> **Material for this exercise**:
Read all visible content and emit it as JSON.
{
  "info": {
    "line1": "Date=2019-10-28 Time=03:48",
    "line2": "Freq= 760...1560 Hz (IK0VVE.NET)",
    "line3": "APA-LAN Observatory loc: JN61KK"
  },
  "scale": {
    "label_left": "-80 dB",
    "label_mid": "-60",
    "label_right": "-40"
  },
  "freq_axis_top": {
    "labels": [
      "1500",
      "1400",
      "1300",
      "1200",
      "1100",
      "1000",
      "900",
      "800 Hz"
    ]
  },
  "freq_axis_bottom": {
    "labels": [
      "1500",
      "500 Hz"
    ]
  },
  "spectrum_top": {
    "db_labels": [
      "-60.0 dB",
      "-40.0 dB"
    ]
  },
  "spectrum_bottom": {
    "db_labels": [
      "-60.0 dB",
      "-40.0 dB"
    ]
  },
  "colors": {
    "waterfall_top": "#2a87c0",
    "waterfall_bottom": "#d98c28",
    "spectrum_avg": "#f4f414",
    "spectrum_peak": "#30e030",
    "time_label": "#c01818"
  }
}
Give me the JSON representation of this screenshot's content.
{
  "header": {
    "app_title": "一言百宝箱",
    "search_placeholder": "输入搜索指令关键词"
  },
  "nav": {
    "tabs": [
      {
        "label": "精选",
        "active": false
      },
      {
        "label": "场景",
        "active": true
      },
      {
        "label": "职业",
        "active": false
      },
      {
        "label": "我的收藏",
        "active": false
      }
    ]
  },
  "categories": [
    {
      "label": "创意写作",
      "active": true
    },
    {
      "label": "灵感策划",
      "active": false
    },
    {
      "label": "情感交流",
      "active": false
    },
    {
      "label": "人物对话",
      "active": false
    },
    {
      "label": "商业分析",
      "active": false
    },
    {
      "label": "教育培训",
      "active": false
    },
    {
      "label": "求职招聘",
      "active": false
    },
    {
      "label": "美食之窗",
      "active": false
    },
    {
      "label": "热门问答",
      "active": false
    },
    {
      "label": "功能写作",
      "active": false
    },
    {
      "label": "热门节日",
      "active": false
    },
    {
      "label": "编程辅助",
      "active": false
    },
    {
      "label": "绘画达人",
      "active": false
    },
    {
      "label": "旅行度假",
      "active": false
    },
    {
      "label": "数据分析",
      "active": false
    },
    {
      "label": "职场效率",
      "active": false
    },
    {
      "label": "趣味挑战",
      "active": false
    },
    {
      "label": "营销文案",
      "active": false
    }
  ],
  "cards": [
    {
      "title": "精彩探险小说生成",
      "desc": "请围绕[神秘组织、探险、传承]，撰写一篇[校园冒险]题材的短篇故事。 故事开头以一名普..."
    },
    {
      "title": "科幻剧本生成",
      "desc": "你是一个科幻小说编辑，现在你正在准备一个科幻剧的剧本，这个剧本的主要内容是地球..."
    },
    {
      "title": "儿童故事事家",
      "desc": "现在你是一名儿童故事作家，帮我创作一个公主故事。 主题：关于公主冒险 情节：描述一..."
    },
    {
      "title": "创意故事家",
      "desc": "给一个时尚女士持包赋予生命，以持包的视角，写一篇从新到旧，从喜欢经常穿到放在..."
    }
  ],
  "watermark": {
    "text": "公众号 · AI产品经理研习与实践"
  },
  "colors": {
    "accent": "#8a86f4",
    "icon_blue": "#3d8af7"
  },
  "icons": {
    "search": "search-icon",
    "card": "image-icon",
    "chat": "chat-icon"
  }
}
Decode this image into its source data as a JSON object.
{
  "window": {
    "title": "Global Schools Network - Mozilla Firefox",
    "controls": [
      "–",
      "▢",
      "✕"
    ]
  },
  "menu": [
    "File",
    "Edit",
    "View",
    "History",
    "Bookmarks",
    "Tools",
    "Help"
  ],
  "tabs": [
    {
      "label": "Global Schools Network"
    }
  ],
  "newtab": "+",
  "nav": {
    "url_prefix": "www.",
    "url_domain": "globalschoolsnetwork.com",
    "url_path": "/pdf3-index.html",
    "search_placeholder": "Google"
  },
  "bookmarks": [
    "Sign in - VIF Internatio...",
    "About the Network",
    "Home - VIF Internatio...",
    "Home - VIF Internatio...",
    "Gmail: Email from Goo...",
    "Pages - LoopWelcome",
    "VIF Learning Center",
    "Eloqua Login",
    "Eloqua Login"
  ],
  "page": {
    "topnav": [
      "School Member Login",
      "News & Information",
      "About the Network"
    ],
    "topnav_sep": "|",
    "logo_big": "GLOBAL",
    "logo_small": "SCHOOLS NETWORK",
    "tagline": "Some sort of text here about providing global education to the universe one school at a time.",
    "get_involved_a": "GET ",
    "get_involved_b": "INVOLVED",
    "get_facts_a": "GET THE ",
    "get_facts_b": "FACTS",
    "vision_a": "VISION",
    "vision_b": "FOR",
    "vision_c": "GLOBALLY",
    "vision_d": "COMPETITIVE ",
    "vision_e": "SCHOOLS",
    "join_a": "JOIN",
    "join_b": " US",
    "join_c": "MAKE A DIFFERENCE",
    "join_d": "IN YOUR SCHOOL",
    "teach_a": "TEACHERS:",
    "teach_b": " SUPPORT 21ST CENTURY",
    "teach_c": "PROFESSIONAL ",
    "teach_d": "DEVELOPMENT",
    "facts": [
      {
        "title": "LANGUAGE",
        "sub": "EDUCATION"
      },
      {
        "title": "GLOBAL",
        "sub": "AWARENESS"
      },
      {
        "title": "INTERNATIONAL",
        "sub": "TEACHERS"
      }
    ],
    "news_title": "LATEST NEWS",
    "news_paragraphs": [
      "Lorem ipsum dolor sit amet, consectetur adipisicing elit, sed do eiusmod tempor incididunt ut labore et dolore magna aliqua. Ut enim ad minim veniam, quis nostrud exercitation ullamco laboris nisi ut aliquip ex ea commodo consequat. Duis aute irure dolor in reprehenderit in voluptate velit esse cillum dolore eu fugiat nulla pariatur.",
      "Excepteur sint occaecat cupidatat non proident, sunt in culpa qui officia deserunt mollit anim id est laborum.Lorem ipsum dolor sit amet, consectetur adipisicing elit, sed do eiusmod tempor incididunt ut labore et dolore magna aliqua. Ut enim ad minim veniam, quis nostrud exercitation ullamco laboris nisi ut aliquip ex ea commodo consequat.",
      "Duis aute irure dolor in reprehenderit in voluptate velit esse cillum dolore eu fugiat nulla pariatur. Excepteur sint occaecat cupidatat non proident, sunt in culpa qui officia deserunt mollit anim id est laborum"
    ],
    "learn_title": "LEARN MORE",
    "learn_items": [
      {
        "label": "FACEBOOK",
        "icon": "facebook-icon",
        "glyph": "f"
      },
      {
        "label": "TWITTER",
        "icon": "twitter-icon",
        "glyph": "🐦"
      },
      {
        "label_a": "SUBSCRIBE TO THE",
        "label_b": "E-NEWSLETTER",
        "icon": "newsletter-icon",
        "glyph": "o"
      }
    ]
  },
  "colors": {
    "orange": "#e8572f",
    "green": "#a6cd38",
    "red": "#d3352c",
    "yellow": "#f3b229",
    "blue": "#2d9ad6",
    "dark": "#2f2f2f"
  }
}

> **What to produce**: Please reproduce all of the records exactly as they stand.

> **Finished task**:
Read all visible content and emit it as JSON.
{
  "info": {
    "line1": "Date=2019-10-28 Time=03:48",
    "line2": "Freq= 760...1560 Hz (IK0VVE.NET)",
    "line3": "APA-LAN Observatory loc: JN61KK"
  },
  "scale": {
    "label_left": "-80 dB",
    "label_mid": "-60",
    "label_right": "-40"
  },
  "freq_axis_top": {
    "labels": [
      "1500",
      "1400",
      "1300",
      "1200",
      "1100",
      "1000",
      "900",
      "800 Hz"
    ]
  },
  "freq_axis_bottom": {
    "labels": [
      "1500",
      "500 Hz"
    ]
  },
  "spectrum_top": {
    "db_labels": [
      "-60.0 dB",
      "-40.0 dB"
    ]
  },
  "spectrum_bottom": {
    "db_labels": [
      "-60.0 dB",
      "-40.0 dB"
    ]
  },
  "colors": {
    "waterfall_top": "#2a87c0",
    "waterfall_bottom": "#d98c28",
    "spectrum_avg": "#f4f414",
    "spectrum_peak": "#30e030",
    "time_label": "#c01818"
  }
}
Give me the JSON representation of this screenshot's content.
{
  "header": {
    "app_title": "一言百宝箱",
    "search_placeholder": "输入搜索指令关键词"
  },
  "nav": {
    "tabs": [
      {
        "label": "精选",
        "active": false
      },
      {
        "label": "场景",
        "active": true
      },
      {
        "label": "职业",
        "active": false
      },
      {
        "label": "我的收藏",
        "active": false
      }
    ]
  },
  "categories": [
    {
      "label": "创意写作",
      "active": true
    },
    {
      "label": "灵感策划",
      "active": false
    },
    {
      "label": "情感交流",
      "active": false
    },
    {
      "label": "人物对话",
      "active": false
    },
    {
      "label": "商业分析",
      "active": false
    },
    {
      "label": "教育培训",
      "active": false
    },
    {
      "label": "求职招聘",
      "active": false
    },
    {
      "label": "美食之窗",
      "active": false
    },
    {
      "label": "热门问答",
      "active": false
    },
    {
      "label": "功能写作",
      "active": false
    },
    {
      "label": "热门节日",
      "active": false
    },
    {
      "label": "编程辅助",
      "active": false
    },
    {
      "label": "绘画达人",
      "active": false
    },
    {
      "label": "旅行度假",
      "active": false
    },
    {
      "label": "数据分析",
      "active": false
    },
    {
      "label": "职场效率",
      "active": false
    },
    {
      "label": "趣味挑战",
      "active": false
    },
    {
      "label": "营销文案",
      "active": false
    }
  ],
  "cards": [
    {
      "title": "精彩探险小说生成",
      "desc": "请围绕[神秘组织、探险、传承]，撰写一篇[校园冒险]题材的短篇故事。 故事开头以一名普..."
    },
    {
      "title": "科幻剧本生成",
      "desc": "你是一个科幻小说编辑，现在你正在准备一个科幻剧的剧本，这个剧本的主要内容是地球..."
    },
    {
      "title": "儿童故事事家",
      "desc": "现在你是一名儿童故事作家，帮我创作一个公主故事。 主题：关于公主冒险 情节：描述一..."
    },
    {
      "title": "创意故事家",
      "desc": "给一个时尚女士持包赋予生命，以持包的视角，写一篇从新到旧，从喜欢经常穿到放在..."
    }
  ],
  "watermark": {
    "text": "公众号 · AI产品经理研习与实践"
  },
  "colors": {
    "accent": "#8a86f4",
    "icon_blue": "#3d8af7"
  },
  "icons": {
    "search": "search-icon",
    "card": "image-icon",
    "chat": "chat-icon"
  }
}
Decode this image into its source data as a JSON object.
{
  "window": {
    "title": "Global Schools Network - Mozilla Firefox",
    "controls": [
      "–",
      "▢",
      "✕"
    ]
  },
  "menu": [
    "File",
    "Edit",
    "View",
    "History",
    "Bookmarks",
    "Tools",
    "Help"
  ],
  "tabs": [
    {
      "label": "Global Schools Network"
    }
  ],
  "newtab": "+",
  "nav": {
    "url_prefix": "www.",
    "url_domain": "globalschoolsnetwork.com",
    "url_path": "/pdf3-index.html",
    "search_placeholder": "Google"
  },
  "bookmarks": [
    "Sign in - VIF Internatio...",
    "About the Network",
    "Home - VIF Internatio...",
    "Home - VIF Internatio...",
    "Gmail: Email from Goo...",
    "Pages - LoopWelcome",
    "VIF Learning Center",
    "Eloqua Login",
    "Eloqua Login"
  ],
  "page": {
    "topnav": [
      "School Member Login",
      "News & Information",
      "About the Network"
    ],
    "topnav_sep": "|",
    "logo_big": "GLOBAL",
    "logo_small": "SCHOOLS NETWORK",
    "tagline": "Some sort of text here about providing global education to the universe one school at a time.",
    "get_involved_a": "GET ",
    "get_involved_b": "INVOLVED",
    "get_facts_a": "GET THE ",
    "get_facts_b": "FACTS",
    "vision_a": "VISION",
    "vision_b": "FOR",
    "vision_c": "GLOBALLY",
    "vision_d": "COMPETITIVE ",
    "vision_e": "SCHOOLS",
    "join_a": "JOIN",
    "join_b": " US",
    "join_c": "MAKE A DIFFERENCE",
    "join_d": "IN YOUR SCHOOL",
    "teach_a": "TEACHERS:",
    "teach_b": " SUPPORT 21ST CENTURY",
    "teach_c": "PROFESSIONAL ",
    "teach_d": "DEVELOPMENT",
    "facts": [
      {
        "title": "LANGUAGE",
        "sub": "EDUCATION"
      },
      {
        "title": "GLOBAL",
        "sub": "AWARENESS"
      },
      {
        "title": "INTERNATIONAL",
        "sub": "TEACHERS"
      }
    ],
    "news_title": "LATEST NEWS",
    "news_paragraphs": [
      "Lorem ipsum dolor sit amet, consectetur adipisicing elit, sed do eiusmod tempor incididunt ut labore et dolore magna aliqua. Ut enim ad minim veniam, quis nostrud exercitation ullamco laboris nisi ut aliquip ex ea commodo consequat. Duis aute irure dolor in reprehenderit in voluptate velit esse cillum dolore eu fugiat nulla pariatur.",
      "Excepteur sint occaecat cupidatat non proident, sunt in culpa qui officia deserunt mollit anim id est laborum.Lorem ipsum dolor sit amet, consectetur adipisicing elit, sed do eiusmod tempor incididunt ut labore et dolore magna aliqua. Ut enim ad minim veniam, quis nostrud exercitation ullamco laboris nisi ut aliquip ex ea commodo consequat.",
      "Duis aute irure dolor in reprehenderit in voluptate velit esse cillum dolore eu fugiat nulla pariatur. Excepteur sint occaecat cupidatat non proident, sunt in culpa qui officia deserunt mollit anim id est laborum"
    ],
    "learn_title": "LEARN MORE",
    "learn_items": [
      {
        "label": "FACEBOOK",
        "icon": "facebook-icon",
        "glyph": "f"
      },
      {
        "label": "TWITTER",
        "icon": "twitter-icon",
        "glyph": "🐦"
      },
      {
        "label_a": "SUBSCRIBE TO THE",
        "label_b": "E-NEWSLETTER",
        "icon": "newsletter-icon",
        "glyph": "o"
      }
    ]
  },
  "colors": {
    "orange": "#e8572f",
    "green": "#a6cd38",
    "red": "#d3352c",
    "yellow": "#f3b229",
    "blue": "#2d9ad6",
    "dark": "#2f2f2f"
  }
}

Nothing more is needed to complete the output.